Caucus-Meteor comes across as a deeply human and interesting person who will win your respect and compassion. His tribe made Nathan and two other captives run the gauntlet. An old acquaintance and rival of Caucus-Meteor, Bleached Bones, a gambling man, places bets on Nathan bring deliberately harmed. Caucus-Meteor accepts the bet. Working behind the scenes, Caucus-Meteor tries to make the gauntlet easier for Nathan. He succeeds, and Nathan’s bravery as he ran the gauntlet wins the Indian’s admiration. They adopt him.
It would be a shame if readers overlook this vivid, sensuous novel because of the plain cover and cryptic title. Written in the third person, it reveals the heart and mind of a girl in her late teens who blossoms in the art world. Irish-born, London-based Cherry Smyth, the author, is uniquely qualified to write such a novel, being an art critic, curator, poet and creative writing professor.
In Falling Snow is a great book with a little bit of everything—history, family drama, romance, lighter moments with Iris and Violet, and even a little bit of mystery. MacColl notes that the telling of the story itself and capturing the spirit of Royaumont and the women who ran in was more important than scrutinizing every historical fact and figure, and I feel she pulled this off very well.
Bristol House is as unique a literary mystery as one is ever likely to read. Swerling makes some interesting choices with her narrative. At first impression, Annie Kendall strikes the reader as a brilliant, competent researcher whose personal transgressions have cost her, deeply, on a professional level. There are moments in the story where her carefully reconstructed self—the self rebuilt from countless AA meetings and confronting her deepest fears and strongest weaknesses—nearly shatter and the former, scarred Annie threaten to reemerge.
The reader will see first hand what comprises the life of a writer. It is a lonely endeavour, one that can very quickly be speckled with controversy. The reader will almost be able to picture Dana sitting all alone in his hotel room, eating, and writing stories that will help readers realize how hard the lives of Native Americans really is.

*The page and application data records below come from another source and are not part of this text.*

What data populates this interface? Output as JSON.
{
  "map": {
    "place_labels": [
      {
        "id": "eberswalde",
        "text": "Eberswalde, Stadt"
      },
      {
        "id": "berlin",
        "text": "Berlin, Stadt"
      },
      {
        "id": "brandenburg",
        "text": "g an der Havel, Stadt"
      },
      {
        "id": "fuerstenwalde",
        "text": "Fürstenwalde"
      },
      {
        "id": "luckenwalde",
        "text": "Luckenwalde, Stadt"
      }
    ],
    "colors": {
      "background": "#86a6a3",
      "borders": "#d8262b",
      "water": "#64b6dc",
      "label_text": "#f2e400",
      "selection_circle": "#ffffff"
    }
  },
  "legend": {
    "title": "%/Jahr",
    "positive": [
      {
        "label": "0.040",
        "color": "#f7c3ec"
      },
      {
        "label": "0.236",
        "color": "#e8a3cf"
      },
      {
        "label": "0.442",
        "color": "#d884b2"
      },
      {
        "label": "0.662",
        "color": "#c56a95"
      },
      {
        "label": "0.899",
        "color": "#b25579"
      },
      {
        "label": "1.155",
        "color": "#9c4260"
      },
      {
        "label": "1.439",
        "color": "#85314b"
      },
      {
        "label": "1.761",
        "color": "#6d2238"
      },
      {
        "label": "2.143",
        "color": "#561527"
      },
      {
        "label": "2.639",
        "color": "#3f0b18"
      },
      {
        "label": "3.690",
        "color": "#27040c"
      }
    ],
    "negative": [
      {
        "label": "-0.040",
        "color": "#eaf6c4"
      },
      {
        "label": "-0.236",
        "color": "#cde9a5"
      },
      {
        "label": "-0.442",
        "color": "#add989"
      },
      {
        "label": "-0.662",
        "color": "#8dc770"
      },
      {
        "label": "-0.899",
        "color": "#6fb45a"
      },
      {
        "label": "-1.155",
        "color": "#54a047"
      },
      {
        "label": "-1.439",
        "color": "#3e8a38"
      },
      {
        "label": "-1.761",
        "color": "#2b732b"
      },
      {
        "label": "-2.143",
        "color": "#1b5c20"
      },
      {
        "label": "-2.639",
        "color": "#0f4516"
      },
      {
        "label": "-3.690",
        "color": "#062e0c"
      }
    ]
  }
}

This is not the type of novel you can expect to race through or finish in a weekend. Ausubel’s lyrical, beautiful language and disturbingly compelling imagery seize the reader almost immediately. Even if the reader wants to turn away at some of the more graphic scenes, they don’t turn away for long, as Ausubel manages to capture the best parts of the human spirit while not shying away from describing the atrocities of war.

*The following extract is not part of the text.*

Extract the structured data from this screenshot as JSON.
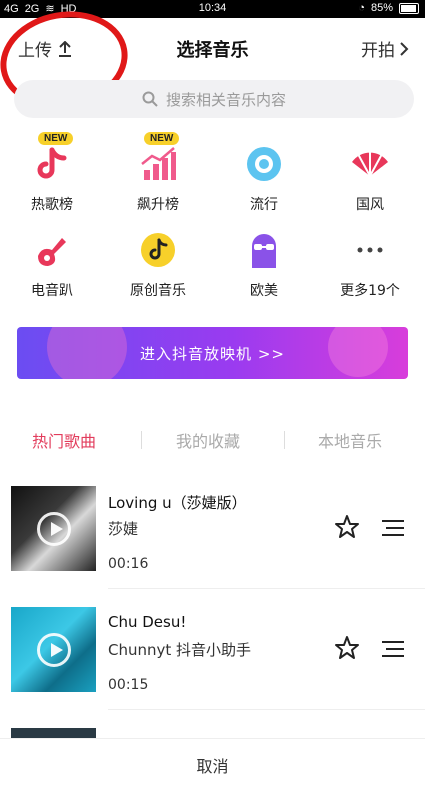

She was always a writer first and foremost. She kept a diary from a very early age. One of Pearl’s favourite pastimes was to sit down and write about her experiences and feelings. Some of her journal entries are contained in the book.

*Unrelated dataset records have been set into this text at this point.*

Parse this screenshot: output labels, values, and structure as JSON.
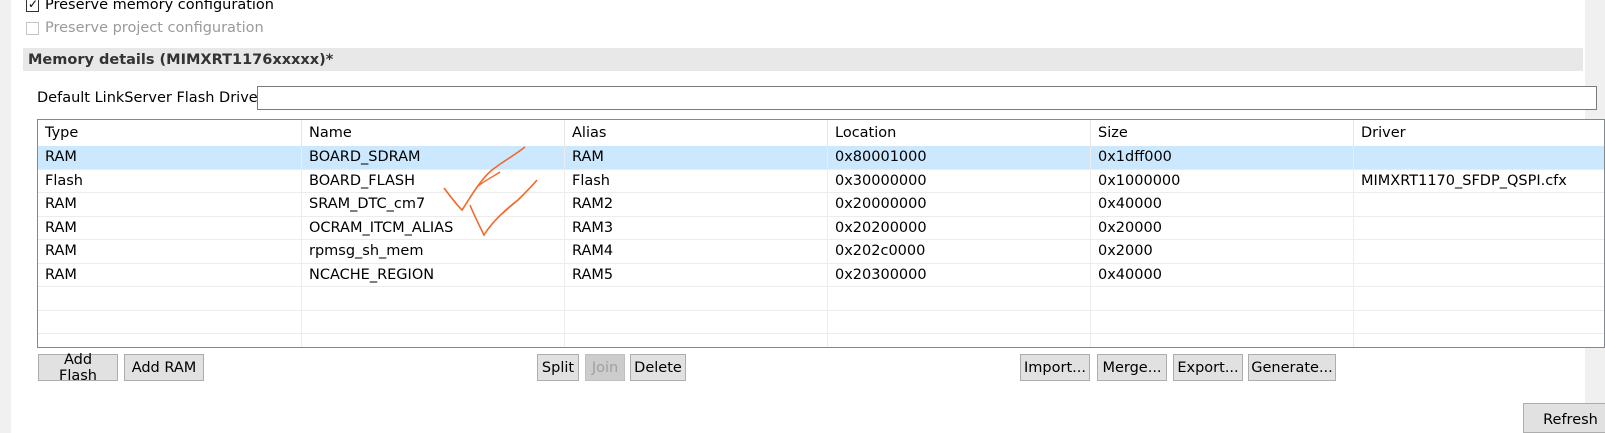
{
  "options": {
    "preserve_memory": {
      "label": "Preserve memory configuration",
      "checked": true
    },
    "preserve_project": {
      "label": "Preserve project configuration",
      "checked": false,
      "disabled": true
    }
  },
  "section": {
    "title": "Memory details (MIMXRT1176xxxxx)*"
  },
  "driver": {
    "label": "Default LinkServer Flash Driver",
    "value": ""
  },
  "table": {
    "headers": [
      "Type",
      "Name",
      "Alias",
      "Location",
      "Size",
      "Driver"
    ],
    "rows": [
      [
        "RAM",
        "BOARD_SDRAM",
        "RAM",
        "0x80001000",
        "0x1dff000",
        ""
      ],
      [
        "Flash",
        "BOARD_FLASH",
        "Flash",
        "0x30000000",
        "0x1000000",
        "MIMXRT1170_SFDP_QSPI.cfx"
      ],
      [
        "RAM",
        "SRAM_DTC_cm7",
        "RAM2",
        "0x20000000",
        "0x40000",
        ""
      ],
      [
        "RAM",
        "OCRAM_ITCM_ALIAS",
        "RAM3",
        "0x20200000",
        "0x20000",
        ""
      ],
      [
        "RAM",
        "rpmsg_sh_mem",
        "RAM4",
        "0x202c0000",
        "0x2000",
        ""
      ],
      [
        "RAM",
        "NCACHE_REGION",
        "RAM5",
        "0x20300000",
        "0x40000",
        ""
      ]
    ],
    "selected_row": 0
  },
  "buttons": {
    "add_flash": "Add Flash",
    "add_ram": "Add RAM",
    "split": "Split",
    "join": "Join",
    "delete": "Delete",
    "import": "Import...",
    "merge": "Merge...",
    "export": "Export...",
    "generate": "Generate...",
    "refresh": "Refresh"
  },
  "colors": {
    "selection": "#cce8ff",
    "annotation": "#f06a2a"
  }
}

The knowledge that this author has firsthand experience of wartime journalism comes as no surprise when reading this engrossing book. With her thorough research and attention to historical detail, I felt as if I was taking a peep into hitherto hidden war files, rather than reading a work of fiction.
Though the ultimate purpose of the book does appear to be didactic – global warming and impending environmental catastrophe are generally accepted within the mainstream scientific community as proven fact – and the parallels between Dr Lipkin and the author’s own studies are probably the subject of at least a few fascinating interviews, the story reads well as fiction, creating each world entirely so that the reader becomes engrossed in the historical time and place along with the protagonist.